Brave new world?

Brave new world?


This refers to Germany, I hope things are handled better in other parts of the world!

We don’t have children, but my sister-in-law is expecting her first child in August/September. Somehow I found myself reading blogs about the integration of disabled children in the last weeks. To sum it up, integrating a child with special needs is very difficult in Germany, despite the fact that there are laws that should help with that. The pressure to adapt to the mainstream society is very high.

The discussion starts with prenatal screening. Yes or no, which kind of testing should be done… I remember when my friend was pregnant with her daughter, ten years ago. My friend was by no means a young mother, with of course can cause problems. Her colleagues (women, all of them mothers) took it for granted that she would have an abortion, should the tests reveal any disabilities. For my friend, there was only one reason to abort the pregnancy: If the child would not be able to live on its own.

Few support the opinion that a life with disability can be a good life. And those who do often met disabled people and saw for themselves that joy of life doesn’t discriminate. One of the colleagues who opted for abortion suffered a stroke one year later. She had to stop working and now is very limited in her everyday life. I can’t ask her if the kind of life she has now is still as worth living as it was before. It is a fact that most disabilities develop later in life – life is always life-threatening.

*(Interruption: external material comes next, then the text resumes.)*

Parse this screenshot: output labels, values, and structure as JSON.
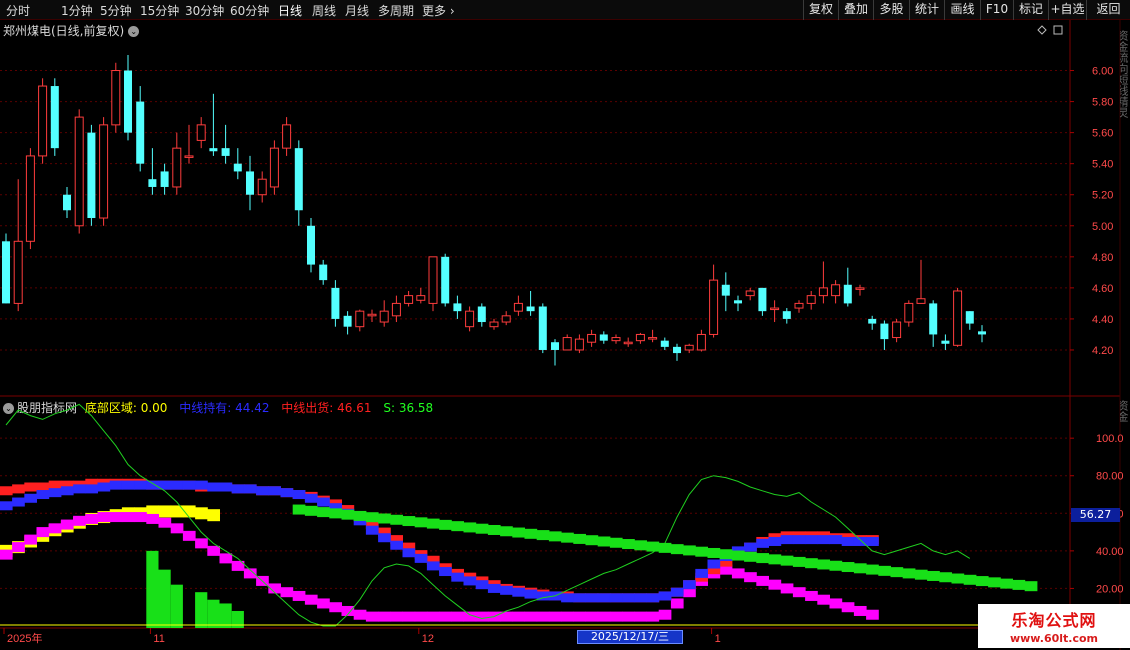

I notice that disabled persons more and more are pushed to the fringes of society. Possibilities of integration in school and work life become less.

Being a disabled person myself, this makes me worry. My life was never easy, but I had an have fun. I never had an empty or meaningless life. Of course I need help from my non-disabled enviroment. But this should be a given, because everyone can become disabled.

Raising a disabled child these days causes many struggles and justifications. I don’t know if I would be strong enough for this, I wish nobody had to go through this. I am very doubtful our society will leave this path of exclusion. But I still have hope, against all reason.


Visible and invisible disabilities

Visible and invisible disabilities



What I learned over the years:

Aus eigener Erfahrung ein paar Beobachtungen:

  • An invisible disability (as my impaired hearing or depression) easily can be hidden from the people around me. Sometimes this is a good thing, because nobody feels the need to comment on it or ask questions.
  • The people around me, especially those I don’t see very often, constantly need to be reminded of my invisible shortcomings. This can become annoying for both sides and requires lots of empathy from everybody.
  • A visible disability (I use a walker to help with my back pain and unsteady gait) is noticed by everyone I meet. But the response to this is not always pleasant or appropriate.
    – Helping others is great, but please ask first, and accept a “Not, thank you” without bad feelings. I get very upset when a stranger touches me without warning, or if my walker is carried away without asking for consent. I am not your good deed for the day! And doing what I can manage without help is so important to me, even if it would be so much easier with help.
    – It happened more than once that people told me their own tales of woe, or those of a relative, or of somebody they know, or whatever that comes to their mind when they spot my walker. It is not important to them, if I want to hear it or not. I am very aware of the fact that disabilities can cause concern, but I am too busy with my own problems. I can’t bear other peoples problems, too.
  • When in doubt: Not saying anything is better than using standard sayings like “Aren’t you too young for this?” And: Nothing is wrong with my intelligence, speak as normally to me as possible.

Some things may sound ungrateful, but helping others is a thin line. Making the life of another person easier, or invading his/hers personal space are two different pairs of shoes. And a “No, thank you” does not mean ingratitude. Disabled persons are very thankful for everything they still can do on their own despite their impairments. Just think about how you would like to be treated in this situation, and you will often do the right thing.